Any adult who’s been at the whole parenting thing for a while will tell you that there are many stages to raising kids. From their first cry to their first date, there are a million little milestones. And let’s face it, many of those take place in the bathroom – potty training, brushing new teeth, the first bath, the first shower, fighting to get them to take a shower, and then fighting to get them out. Oh, and don’t forget the sibling rivalry over bathroom time.
The majority of households don’t have a bathroom for each child, so most siblings are made to share.

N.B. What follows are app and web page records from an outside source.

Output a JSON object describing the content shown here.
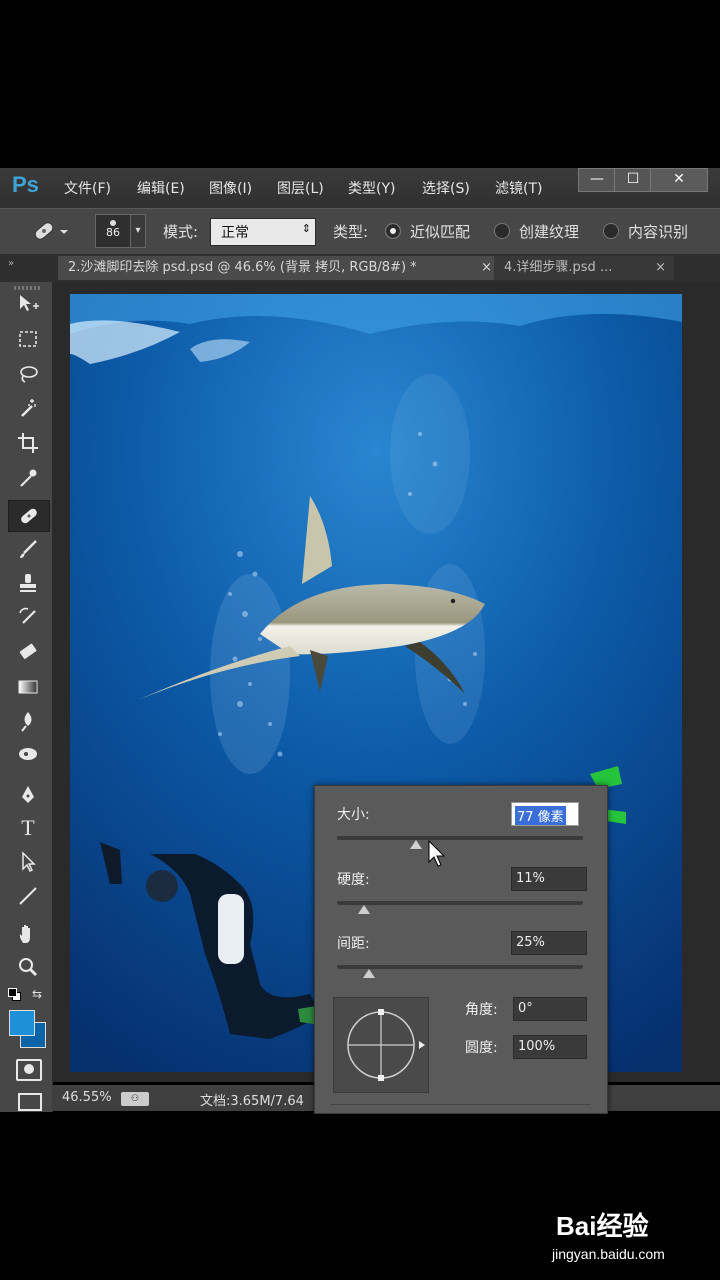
{
  "app": {
    "logo": "Ps"
  },
  "menu": [
    "文件(F)",
    "编辑(E)",
    "图像(I)",
    "图层(L)",
    "类型(Y)",
    "选择(S)",
    "滤镜(T)"
  ],
  "window_controls": {
    "minimize": "—",
    "maximize": "☐",
    "close": "✕"
  },
  "options": {
    "brush_size": "86",
    "mode_label": "模式:",
    "mode_value": "正常",
    "type_label": "类型:",
    "type_options": [
      "近似匹配",
      "创建纹理",
      "内容识别"
    ],
    "type_selected_index": 0
  },
  "tabs": [
    {
      "label": "2.沙滩脚印去除 psd.psd @ 46.6% (背景 拷贝, RGB/8#) *",
      "close": "×",
      "active": true
    },
    {
      "label": "4.详细步骤.psd ...",
      "close": "×",
      "active": false
    }
  ],
  "toolbar_icons": [
    "move-icon",
    "marquee-icon",
    "lasso-icon",
    "magic-wand-icon",
    "crop-icon",
    "eyedropper-icon",
    "spot-healing-icon",
    "brush-icon",
    "stamp-icon",
    "history-brush-icon",
    "eraser-icon",
    "gradient-icon",
    "blur-icon",
    "dodge-icon",
    "pen-icon",
    "type-icon",
    "path-select-icon",
    "line-icon",
    "hand-icon",
    "zoom-icon"
  ],
  "status": {
    "zoom": "46.55%",
    "doc": "文档:3.65M/7.64"
  },
  "brush_popup": {
    "size_label": "大小:",
    "size_value": "77 像素",
    "size_fraction": 0.32,
    "hardness_label": "硬度:",
    "hardness_value": "11%",
    "hardness_fraction": 0.11,
    "spacing_label": "间距:",
    "spacing_value": "25%",
    "spacing_fraction": 0.13,
    "angle_label": "角度:",
    "angle_value": "0°",
    "roundness_label": "圆度:",
    "roundness_value": "100%"
  },
  "watermark": {
    "logo": "Bai经验",
    "url": "jingyan.baidu.com"
  },
  "colors": {
    "foreground": "#1e8fd9",
    "background": "#0b63a8",
    "accent": "#3fa3d6"
  }
}
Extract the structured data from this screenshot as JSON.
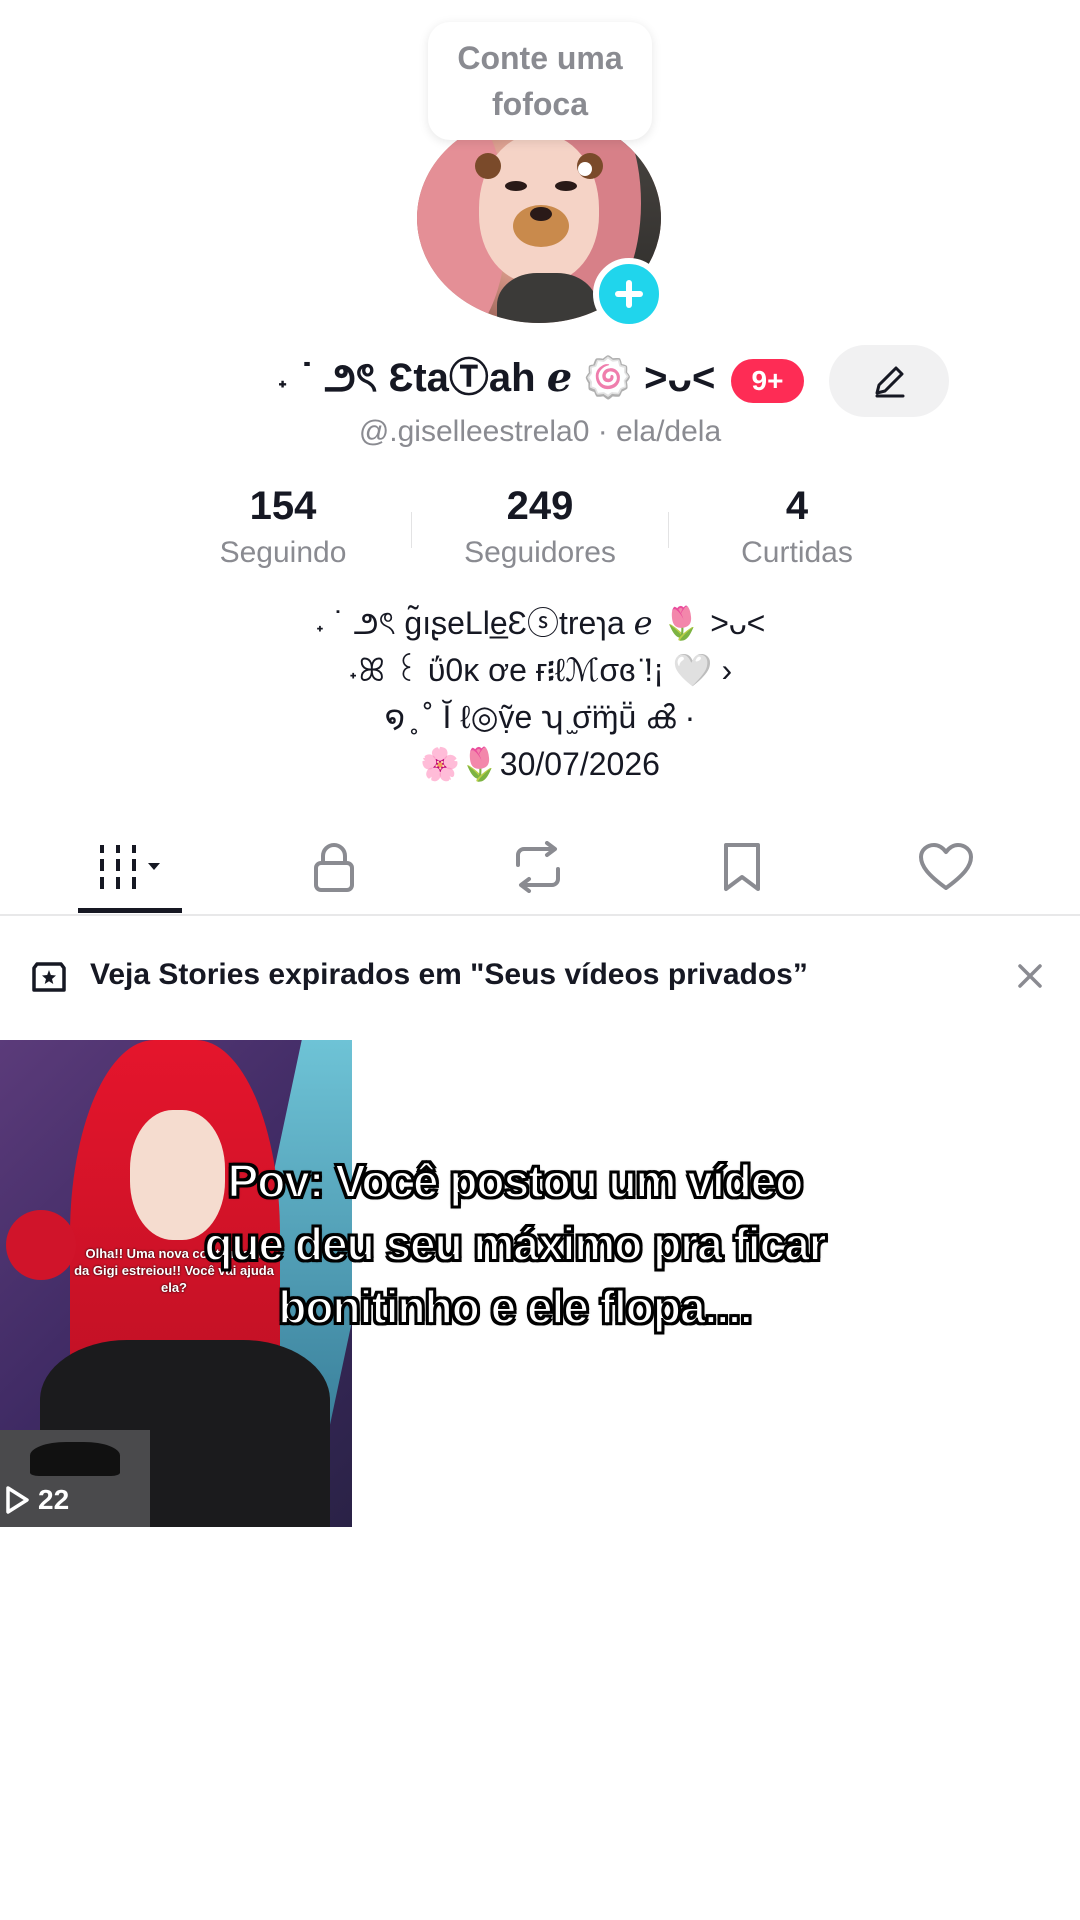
{
  "profile": {
    "bubble_text": "Conte uma fofoca",
    "display_name": "˖ ˙ ౨ৎ ƐtaⓉah ℯ 🍥 >ᴗ<",
    "notifications_badge": "9+",
    "username": "@.giselleestrela0 · ela/dela"
  },
  "stats": [
    {
      "value": "154",
      "label": "Seguindo"
    },
    {
      "value": "249",
      "label": "Seguidores"
    },
    {
      "value": "4",
      "label": "Curtidas"
    }
  ],
  "bio": {
    "line1": "˖ ˙ ౨ৎ ɡ̃ıʂeLle̲Ɛⓢtreɿa ℯ 🌷 >ᴗ<",
    "line2": "˖ꕤ ꒰ ΰ0ĸ ơe ғ᎒ℓℳσɞ ̈!¡ 🤍 ›",
    "line3": "໑ ̥ ˚ Ĭ ℓ◎ṿ̃e ʮ ̫σ̈ɱ̈ṻ ൿ ·",
    "line4": "🌸🌷30/07/2026"
  },
  "tabs": [
    {
      "icon": "videos-grid-icon"
    },
    {
      "icon": "lock-icon"
    },
    {
      "icon": "repost-icon"
    },
    {
      "icon": "bookmark-icon"
    },
    {
      "icon": "heart-icon"
    }
  ],
  "banner": {
    "text": "Veja Stories expirados em \"Seus vídeos privados”"
  },
  "video": {
    "views": "22",
    "overlay_line1": "Olha!! Uma nova conta moot",
    "overlay_line2": "da Gigi estreiou!! Você vai ajuda",
    "overlay_line3": "ela?"
  },
  "caption": {
    "line1": "Pov: Você postou um vídeo",
    "line2": "que deu seu máximo pra ficar",
    "line3": "bonitinho e ele flopa...."
  },
  "colors": {
    "accent_pink": "#fe2c55",
    "accent_cyan": "#20d5ec",
    "text_primary": "#161823",
    "text_secondary": "#8a8b91"
  }
}
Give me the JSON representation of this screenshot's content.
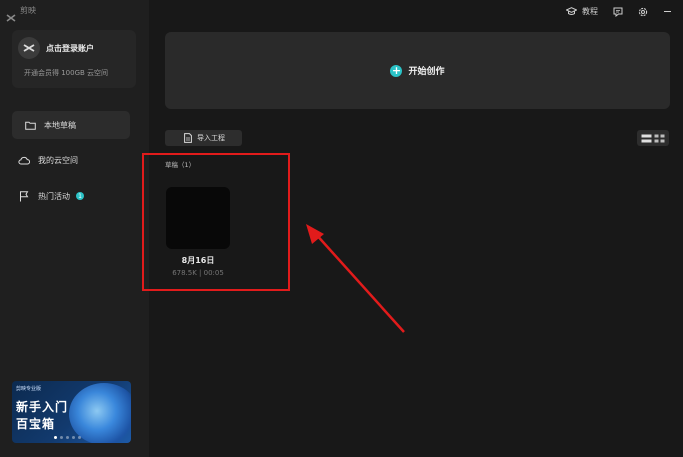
{
  "app": {
    "name": "剪映"
  },
  "sidebar": {
    "login": {
      "title": "点击登录账户",
      "subtitle": "开通会员得 100GB 云空间"
    },
    "nav": [
      {
        "label": "本地草稿",
        "icon": "folder-icon",
        "active": true
      },
      {
        "label": "我的云空间",
        "icon": "cloud-icon",
        "active": false
      },
      {
        "label": "热门活动",
        "icon": "flag-icon",
        "active": false,
        "badge": "1"
      }
    ],
    "promo": {
      "header": "剪映专业版",
      "line1": "新手入门",
      "line2": "百宝箱"
    }
  },
  "topbar": {
    "tutorial_label": "教程"
  },
  "main": {
    "create_label": "开始创作",
    "import_label": "导入工程",
    "drafts_heading": "草稿（1）",
    "drafts": [
      {
        "name": "8月16日",
        "meta": "678.5K | 00:05"
      }
    ]
  },
  "colors": {
    "accent": "#2bc3c7",
    "annotation": "#e11b1b",
    "background": "#181818",
    "sidebar": "#1f1f1f"
  }
}
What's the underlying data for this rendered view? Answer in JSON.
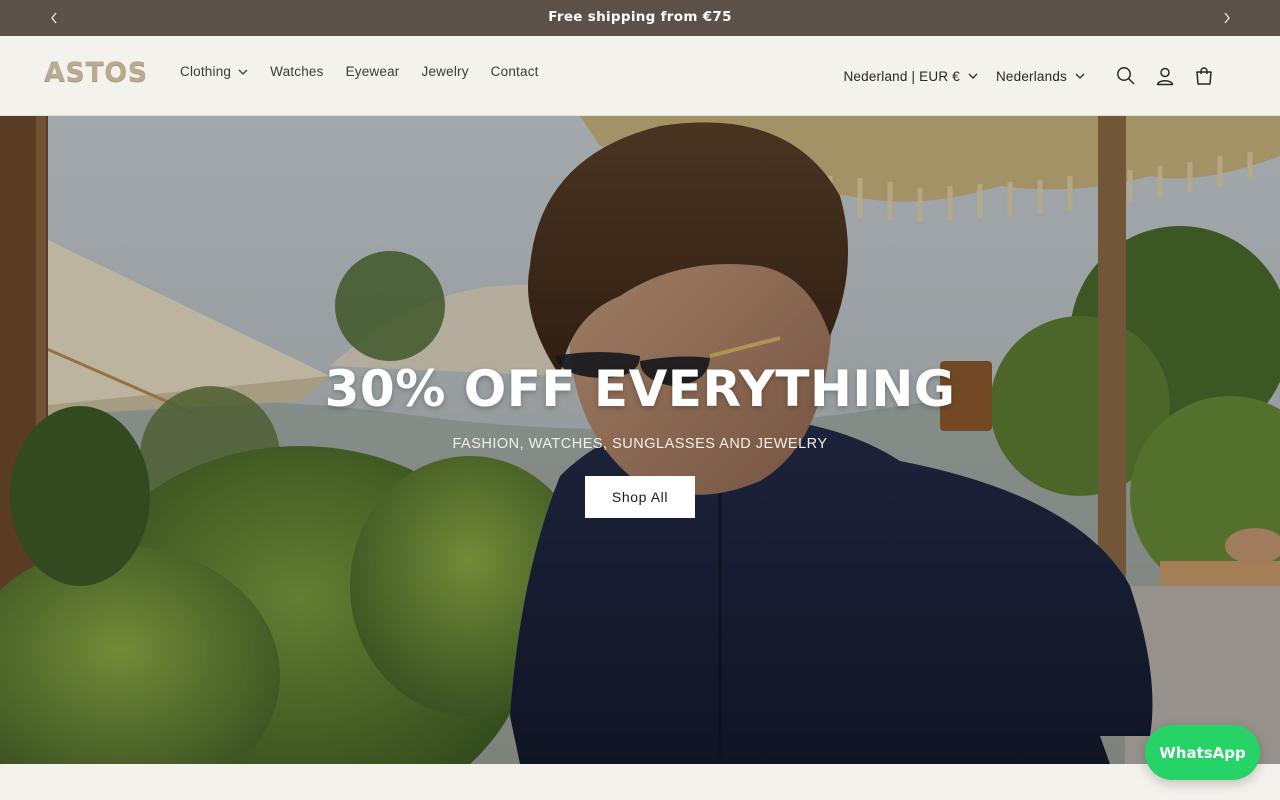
{
  "announcement": {
    "message": "Free shipping from €75",
    "prev_icon": "chevron-left-icon",
    "next_icon": "chevron-right-icon"
  },
  "header": {
    "logo": "ASTOS",
    "nav": [
      {
        "label": "Clothing",
        "has_dropdown": true
      },
      {
        "label": "Watches"
      },
      {
        "label": "Eyewear"
      },
      {
        "label": "Jewelry"
      },
      {
        "label": "Contact"
      }
    ],
    "country_selector": "Nederland | EUR €",
    "language_selector": "Nederlands",
    "icons": [
      "search-icon",
      "account-icon",
      "cart-icon"
    ]
  },
  "hero": {
    "title": "30% OFF EVERYTHING",
    "subtitle": "FASHION, WATCHES, SUNGLASSES AND JEWELRY",
    "button_label": "Shop All"
  },
  "whatsapp": {
    "label": "WhatsApp"
  },
  "colors": {
    "announcement_bg": "#5c5149",
    "header_bg": "#f4f2ed",
    "logo": "#b9ab92",
    "whatsapp": "#25d366"
  }
}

Follow these steps to design a kid-friendly bathroom that helps their mornings – and yours – go smoother.
Step 1: Design for size, but with an eye toward the future
You don’t want to have to redesign the bathroom with every growth spurt (can you imagine the cost during those middle school years?). So, base big design decisions on the future, and make smaller design decisions that can be updated easily down the road.
If you and your spouse are both tall, for example, it’s likely your kids will be, too. So, go ahead and choose a taller vanity, then add a sturdy step stool for easy reaching. When kids are small, bathtubs are a necessity, but as they gain more independence, they’ll want the quick convenience of a shower. If there’s a bathtub in the house already, stick with a shower for the kids’ bathroom. If that’s the only tub in the house, let it be (for now), but look into a tub to shower conversion down the road. Same with toilets. Selecting that miniature version sounds like a great idea when they’re two, but they’ll quickly outgrow it, and you’ll be forced to spend the money on a standard size one before you know it. In the shower, opt for a handheld sprayer that can suit users of any size.
Choosing adult-sized fixtures doesn’t mean you can’t design a cute bathroom that your kids will love. Wall color, shower curtains, towels, rugs and accessories are great ways to add character without spending a fortune. Also, if you’ve got little ones, hang towel bars and hooks at their height so that they can easily reach. And don’t forget to hang artwork lower, too, so that they can enjoy it. The room is theirs, after all.
Step 2: Safety is always in style
Bathrooms are chock-full of safety hazards. From scalding water and slippery surfaces to dangling cords and cleaning products, there are a multitude of potential dangers for parents to worry about. Here are several things you can do to help keep your kids’ safe:
- Set the water temperature in your home no higher than 120 degrees.
- Incorporate non-slip surfaces.
- If your kids use a step stool, be sure it’s non-tipping and has non-skid feet.
- Corral bath toys in a large caddy or mesh bag to keep them from becoming trip hazards.
- Install toilet locks to keep the smallest, most curious family members out of the bowl.
- Install locks on cabinet doors and drawers to keep cleaning supplies, medicine and other chemicals out of reach.
Step 3: Double up
If you have more than one sink in your master bathroom, you likely understand the value in not having to fight over space with your partner while brushing your teeth. Giving your kiddos the same advantage can separate them just enough so that you don’t have to play referee. If you’re adding a new vanity, consider an integrated slide-out step to help smaller family members reach.
Step 4: Choose kid-proof materials
Vanities that dent, stain or scratch won’t look great in a few years with kids at the helm. Choose highly resilient materials and products that can withstand everything a kid can throw at it, from tantrums to teenage hair products.
Step 5: Stop the sharing
Yep, you read that correctly. We’re all for teaching kids to share, but in the bathroom, things like towels and toothbrushes don’t count. Kids have a lot of stuff, and that stuff only multiples as they grow. From bath toys and toothbrushes to hair dryers, straighteners, curlers; body lotions, razors, sprays and every hair product under the sun. Assign each of your kids a color, and then color-code a drawer, bin or storage caddy for each child’s personal belongings. Take it a step further by color coordinating their bath towels, toothbrushes and towel hooks to make it easy for kiddos to identify what’s theirs.
Step 6: Just say no to phones
We already know that electronics and water don’t mix. Not only is it a safety hazard, but it’s also a time-consuming habit. In a recent study, nearly 75% of the 69% of people who admit to using their phones in the bathroom said they spend longer in the bathroom because of it. Make your kids’ bathroom a no-electronics zone to decrease the amount of time each of them takes in the bathroom. It’ll also encourage them to move along faster, since we know they don’t like to be without their phones!
Whether you’re trying to design a colorful bathroom for a toddler or a modern space your teenagers will love, Re-Bath’s team of professionals are ready to help. Schedule your free in-home design and estimate today.